**Input records:**
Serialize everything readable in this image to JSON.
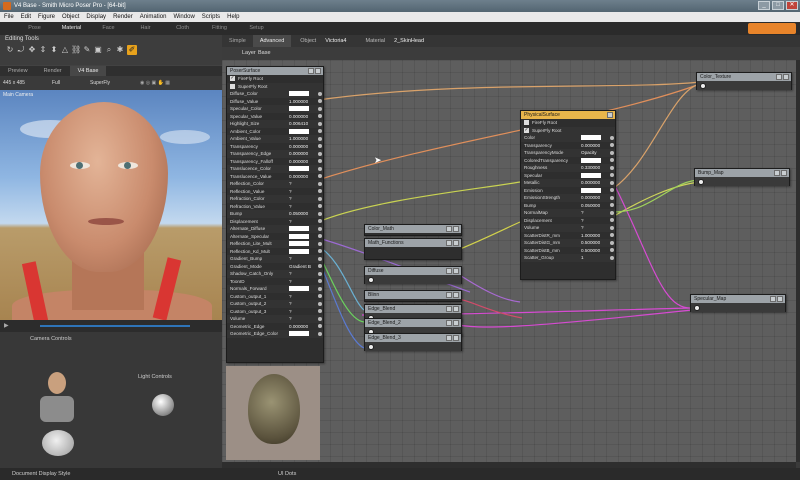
{
  "window": {
    "title": "V4 Base - Smith Micro Poser Pro - [64-bit]",
    "buttons": [
      "_",
      "□",
      "✕"
    ]
  },
  "menu": [
    "File",
    "Edit",
    "Figure",
    "Object",
    "Display",
    "Render",
    "Animation",
    "Window",
    "Scripts",
    "Help"
  ],
  "rooms": [
    "Pose",
    "Material",
    "Face",
    "Hair",
    "Cloth",
    "Fitting",
    "Setup"
  ],
  "active_room": "Material",
  "editing_tools": {
    "label": "Editing Tools",
    "icons": [
      "rotate-icon",
      "twist-icon",
      "translate-icon",
      "scale-icon",
      "taper-icon",
      "chain-break-icon",
      "color-icon",
      "grouping-icon",
      "view-magnifier-icon",
      "morph-brush-icon",
      "direct-manipulation-icon",
      "eyedropper-icon"
    ]
  },
  "view_tabs": [
    "Preview",
    "Render",
    "V4 Base"
  ],
  "viewport_bar": {
    "size": "445 x 485",
    "shading": "Full",
    "renderer": "SuperFly"
  },
  "viewport_label": "Main Camera",
  "camera_controls": "Camera Controls",
  "light_controls": "Light Controls",
  "status": {
    "left": "Document Display Style",
    "center": "UI Dots"
  },
  "mat_tabs": [
    "Simple",
    "Advanced"
  ],
  "mat_selectors": {
    "object_label": "Object",
    "object": "Victoria4",
    "material_label": "Material",
    "material": "2_SkinHead"
  },
  "layer": {
    "label": "Layer",
    "value": "Base"
  },
  "poser_surface": {
    "title": "PoserSurface",
    "flags": [
      "FireFly Root",
      "SuperFly Root"
    ],
    "rows": [
      {
        "name": "Diffuse_Color",
        "val": ""
      },
      {
        "name": "Diffuse_Value",
        "val": "1.000000"
      },
      {
        "name": "Specular_Color",
        "val": ""
      },
      {
        "name": "Specular_Value",
        "val": "0.000000"
      },
      {
        "name": "Highlight_Size",
        "val": "0.006410"
      },
      {
        "name": "Ambient_Color",
        "val": ""
      },
      {
        "name": "Ambient_Value",
        "val": "1.000000"
      },
      {
        "name": "Transparency",
        "val": "0.000000"
      },
      {
        "name": "Transparency_Edge",
        "val": "0.000000"
      },
      {
        "name": "Transparency_Falloff",
        "val": "0.000000"
      },
      {
        "name": "Translucence_Color",
        "val": ""
      },
      {
        "name": "Translucence_Value",
        "val": "0.000000"
      },
      {
        "name": "Reflection_Color",
        "val": "?"
      },
      {
        "name": "Reflection_Value",
        "val": "?"
      },
      {
        "name": "Refraction_Color",
        "val": "?"
      },
      {
        "name": "Refraction_Value",
        "val": "?"
      },
      {
        "name": "Bump",
        "val": "0.050000"
      },
      {
        "name": "Displacement",
        "val": "?"
      },
      {
        "name": "Alternate_Diffuse",
        "val": ""
      },
      {
        "name": "Alternate_Specular",
        "val": ""
      },
      {
        "name": "Reflection_Lite_Mult",
        "val": ""
      },
      {
        "name": "Reflection_Kd_Mult",
        "val": ""
      },
      {
        "name": "Gradient_Bump",
        "val": "?"
      },
      {
        "name": "Gradient_Mode",
        "val": "Gradient B"
      },
      {
        "name": "Shadow_Catch_Only",
        "val": "?"
      },
      {
        "name": "ToonID",
        "val": "?"
      },
      {
        "name": "Normals_Forward",
        "val": ""
      },
      {
        "name": "Custom_output_1",
        "val": "?"
      },
      {
        "name": "Custom_output_2",
        "val": "?"
      },
      {
        "name": "Custom_output_3",
        "val": "?"
      },
      {
        "name": "Volume",
        "val": "?"
      },
      {
        "name": "Geometric_Edge",
        "val": "0.000000"
      },
      {
        "name": "Geometric_Edge_Color",
        "val": ""
      }
    ]
  },
  "physical_surface": {
    "title": "PhysicalSurface",
    "flags": [
      "FireFly Root",
      "SuperFly Root"
    ],
    "rows": [
      {
        "name": "Color",
        "val": ""
      },
      {
        "name": "Transparency",
        "val": "0.000000"
      },
      {
        "name": "TransparencyMode",
        "val": "Opacity"
      },
      {
        "name": "ColoredTransparency",
        "val": ""
      },
      {
        "name": "Roughness",
        "val": "0.330000"
      },
      {
        "name": "Specular",
        "val": ""
      },
      {
        "name": "Metallic",
        "val": "0.000000"
      },
      {
        "name": "Emission",
        "val": ""
      },
      {
        "name": "EmissionStrength",
        "val": "0.000000"
      },
      {
        "name": "Bump",
        "val": "0.050000"
      },
      {
        "name": "NormalMap",
        "val": "?"
      },
      {
        "name": "Displacement",
        "val": "?"
      },
      {
        "name": "Volume",
        "val": "?"
      },
      {
        "name": "ScatterDistR_mm",
        "val": "1.000000"
      },
      {
        "name": "ScatterDistG_mm",
        "val": "0.500000"
      },
      {
        "name": "ScatterDistB_mm",
        "val": "0.500000"
      },
      {
        "name": "Scatter_Group",
        "val": "1"
      }
    ]
  },
  "small_nodes": [
    "Color_Math",
    "Math_Functions",
    "Diffuse",
    "Blinn",
    "Edge_Blend",
    "Edge_Blend_2",
    "Edge_Blend_3"
  ],
  "texture_nodes": [
    "Color_Texture",
    "Bump_Map",
    "Specular_Map"
  ],
  "colors": {
    "accent": "#e8842a",
    "selected_node": "#e9b64b",
    "node_header": "#9da3a8",
    "graph_bg": "#5e5e5e"
  }
}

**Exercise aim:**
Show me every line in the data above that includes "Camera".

**Result for this exercise:**
  "viewport_label": "Main Camera",
  "camera_controls": "Camera Controls",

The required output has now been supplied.